Jordi Fernández' contribution relates happiness to incommensurable choices, where the goals cannot be compared -- in Sartre's famous example, the young Frenchman who has to decide between joining the Resistance and staying at home to look after his ailing mother. In Sartre's view this does not involve weighing up the strength of one's desires or the values that support them prior to the decision, in order to see which route one should go down. Rather the making of the decision is constitutive of the weight one places on those desires/values.
The motivation for this is to preserve freedom -- if there are definite weights assigned to our desires/values prior to our decision, then our ultimate choice seems predestined. However Fernández notes that Sartre's solution, that the weights assigned in our decision-making are discovered post facto, does not allow for situations in which we act in spite of our own preferences, such as weakness of the will. Instead, Fernández prefers another interpretation, that deliberating in incommensurable situations is 'the higher-order activity of stepping back from one's own actual ordering of desires/values, comparing them to an alternative ordering, and trying to make one of those orderings our own' (pgs. 208-209). If we can identify these orderings of values/desires with the kind of person we are, this view amounts to a kind of self-creation. Within this framework, incommensurable choices are relevant for happiness insofar as we evaluate our lives based on whether we behaved in the way that the person we wanted to be would have behaved. If we have done so, we have reason to be happy with our lives -- our lives have been good for us.

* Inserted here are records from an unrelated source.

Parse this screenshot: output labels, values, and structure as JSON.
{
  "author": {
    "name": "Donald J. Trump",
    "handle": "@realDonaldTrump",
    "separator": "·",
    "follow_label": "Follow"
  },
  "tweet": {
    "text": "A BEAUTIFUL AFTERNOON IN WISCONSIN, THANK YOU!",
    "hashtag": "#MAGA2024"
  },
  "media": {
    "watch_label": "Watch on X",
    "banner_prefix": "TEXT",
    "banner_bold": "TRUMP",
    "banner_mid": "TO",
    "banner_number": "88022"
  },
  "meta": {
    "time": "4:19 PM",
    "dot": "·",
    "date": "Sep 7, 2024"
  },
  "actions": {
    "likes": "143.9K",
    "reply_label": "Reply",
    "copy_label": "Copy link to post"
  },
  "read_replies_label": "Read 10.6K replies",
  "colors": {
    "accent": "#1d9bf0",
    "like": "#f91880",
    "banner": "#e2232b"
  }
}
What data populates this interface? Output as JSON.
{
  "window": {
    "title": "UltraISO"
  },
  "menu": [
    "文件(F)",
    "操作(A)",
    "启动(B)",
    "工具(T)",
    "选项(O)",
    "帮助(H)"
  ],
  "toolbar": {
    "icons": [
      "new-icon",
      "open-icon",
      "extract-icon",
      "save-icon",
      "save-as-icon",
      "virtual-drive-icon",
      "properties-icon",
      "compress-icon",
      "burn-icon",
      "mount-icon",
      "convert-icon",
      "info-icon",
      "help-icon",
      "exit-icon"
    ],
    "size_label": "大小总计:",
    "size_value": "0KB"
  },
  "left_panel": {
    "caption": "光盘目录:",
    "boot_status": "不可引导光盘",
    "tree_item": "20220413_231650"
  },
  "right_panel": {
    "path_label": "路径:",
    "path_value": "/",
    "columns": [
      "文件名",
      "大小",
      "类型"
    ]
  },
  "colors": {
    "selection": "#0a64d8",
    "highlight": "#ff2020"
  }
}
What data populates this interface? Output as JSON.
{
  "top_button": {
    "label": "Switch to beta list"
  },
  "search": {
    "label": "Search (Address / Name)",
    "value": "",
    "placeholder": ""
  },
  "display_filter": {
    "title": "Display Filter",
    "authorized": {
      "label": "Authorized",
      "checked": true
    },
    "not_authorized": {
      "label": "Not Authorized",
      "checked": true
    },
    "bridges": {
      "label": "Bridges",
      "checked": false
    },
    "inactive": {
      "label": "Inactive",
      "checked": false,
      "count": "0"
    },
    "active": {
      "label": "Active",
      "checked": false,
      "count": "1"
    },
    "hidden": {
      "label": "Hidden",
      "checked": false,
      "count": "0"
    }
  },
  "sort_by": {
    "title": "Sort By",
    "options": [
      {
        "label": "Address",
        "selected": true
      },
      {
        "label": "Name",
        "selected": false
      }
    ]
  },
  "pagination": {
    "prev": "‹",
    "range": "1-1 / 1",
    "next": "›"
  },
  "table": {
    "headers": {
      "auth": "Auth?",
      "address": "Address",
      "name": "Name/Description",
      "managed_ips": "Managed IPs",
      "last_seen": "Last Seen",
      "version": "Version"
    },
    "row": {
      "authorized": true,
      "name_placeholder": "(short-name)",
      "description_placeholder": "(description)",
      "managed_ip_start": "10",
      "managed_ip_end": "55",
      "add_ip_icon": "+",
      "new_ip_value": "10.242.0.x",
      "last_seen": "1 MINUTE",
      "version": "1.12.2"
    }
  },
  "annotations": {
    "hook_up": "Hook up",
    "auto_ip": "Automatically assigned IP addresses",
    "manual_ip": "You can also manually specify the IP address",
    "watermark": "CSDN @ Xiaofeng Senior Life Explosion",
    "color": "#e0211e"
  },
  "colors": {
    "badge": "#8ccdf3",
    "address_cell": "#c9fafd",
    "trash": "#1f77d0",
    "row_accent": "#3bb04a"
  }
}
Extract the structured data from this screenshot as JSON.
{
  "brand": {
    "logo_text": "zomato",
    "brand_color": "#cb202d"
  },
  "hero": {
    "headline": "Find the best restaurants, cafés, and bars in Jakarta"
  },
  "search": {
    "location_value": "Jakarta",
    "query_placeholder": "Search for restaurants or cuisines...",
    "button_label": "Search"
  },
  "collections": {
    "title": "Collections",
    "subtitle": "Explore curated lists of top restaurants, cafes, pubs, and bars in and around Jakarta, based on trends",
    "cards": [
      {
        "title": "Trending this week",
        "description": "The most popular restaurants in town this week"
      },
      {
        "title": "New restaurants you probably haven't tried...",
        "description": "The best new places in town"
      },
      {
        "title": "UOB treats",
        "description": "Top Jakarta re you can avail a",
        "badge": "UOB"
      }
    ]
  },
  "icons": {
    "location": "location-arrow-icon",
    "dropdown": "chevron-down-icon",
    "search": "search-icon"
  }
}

Whilst I think there may be something in Fernández' relation of incommensurable choices to happiness, there is a question to be raised regarding the coherence of this self-creation view if we want to hold on to Sartre's strong view of freedom. For if we are to make a decision regarding what type of person we are, on what values/desires are we basing this? If they are grounded, our choice of personhood seems necessitated, if they are ungrounded we again leave no room for weakness of will, and if they are the result of a further past choice we are on the road to infinite regress. So Fernández needs to defend his framework against this problem to preserve his positive insight.
I hope that these vignettes give some idea of the flavor of the book. The essays are short and often thought-provoking, although I imagine the prospective purchaser will not be interested in all chapters (or even both sections) equally.
© 2010 Nicholas Waghorn
Nicholas Waghorn is College Lecturer in Philosophy at St. Benet's Hall, University of Oxford. His research interests include the meaning of life and meta-ontology.